20 Then David got up from the floor, washed himself, put lotions on, and changed his clothes. Then he went into the Lord's house to worship. After that, he went home and asked for something to eat. His servants gave him some food, and he ate.
21 David's servants said to him, "Why are you doing this? When the baby was still alive, you refused to eat and you cried. Now that the baby is dead, you get up and eat food."
22 David said, "While the baby was still alive, I refused to eat, and I cried. I thought, 'Who knows? Maybe the Lord will feel sorry for me and let the baby live.'
23 But now that the baby is dead, why should I go without food? I can't bring him back to life. Some day I will go to him, but he cannot come back to me."
24 Then David comforted Bathsheba his wife. He slept with her and had sexual relations with her. She became pregnant again and had another son, whom David named Solomon. The Lord loved Solomon.
25 The Lord sent word through Nathan the prophet to name the baby Jedidiah, because the Lord loved the child.
26 Joab fought against Rabbah, a royal city of the Ammonites, and he was about to capture it.
27 Joab sent messengers to David and said, "I have fought against Rabbah and have captured its water supply.
28 Now bring the other soldiers together and attack this city. Capture it before I capture it myself and it is called by my name!"
29 So David gathered all the army and went to Rabbah and fought against it and captured it.
30 David took the crown off their king's head and had it placed on his own head. That gold crown weighed about seventy-five pounds, and it had valuable gems in it. And David took many valuable things from the city.
31 He also brought out the people of the city and forced them to work with saws, iron picks, and axes. He also made them build with bricks. David did this to all the Ammonite cities. Then David and all his army returned to Jerusalem.

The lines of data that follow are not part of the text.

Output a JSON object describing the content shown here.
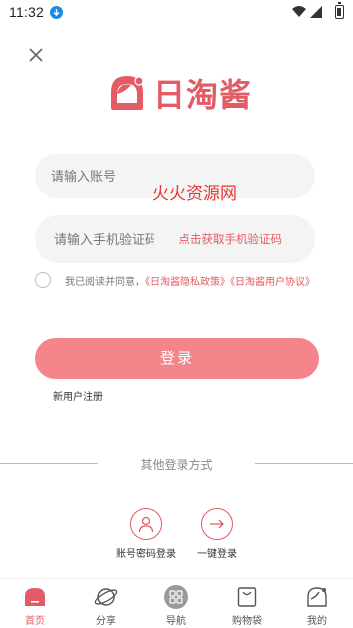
{
  "status_bar": {
    "time": "11:32",
    "icons": [
      "download-icon",
      "wifi-icon",
      "signal-icon",
      "battery-icon"
    ]
  },
  "header": {
    "close_icon": "close-icon",
    "logo_text": "日淘酱"
  },
  "login_form": {
    "account_placeholder": "请输入账号",
    "account_value": "",
    "watermark": "火火资源网",
    "phone_placeholder": "请输入手机验证码",
    "phone_value": "",
    "sms_link": "点击获取手机验证码",
    "agreement": {
      "prefix": "我已阅读并同意，",
      "privacy_policy": "《日淘酱隐私政策》",
      "user_agreement": "《日淘酱用户协议》",
      "checked": false
    },
    "login_button": "登录",
    "register_link": "新用户注册"
  },
  "other_login": {
    "title": "其他登录方式",
    "options": [
      {
        "label": "账号密码登录",
        "icon": "user-icon"
      },
      {
        "label": "一键登录",
        "icon": "arrow-right-icon"
      }
    ]
  },
  "tab_bar": {
    "items": [
      {
        "label": "首页",
        "icon": "home-icon",
        "active": true
      },
      {
        "label": "分享",
        "icon": "planet-icon",
        "active": false
      },
      {
        "label": "导航",
        "icon": "grid-icon",
        "active": false
      },
      {
        "label": "购物袋",
        "icon": "bag-icon",
        "active": false
      },
      {
        "label": "我的",
        "icon": "profile-icon",
        "active": false
      }
    ]
  },
  "colors": {
    "brand": "#e35b64",
    "button": "#f4858b",
    "watermark": "#e53935"
  }
}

Scripture taken from the New Century Version. Copyright © 1987, 1988, 1991 by Thomas Nelson, Inc. Used by permission. All rights reserved.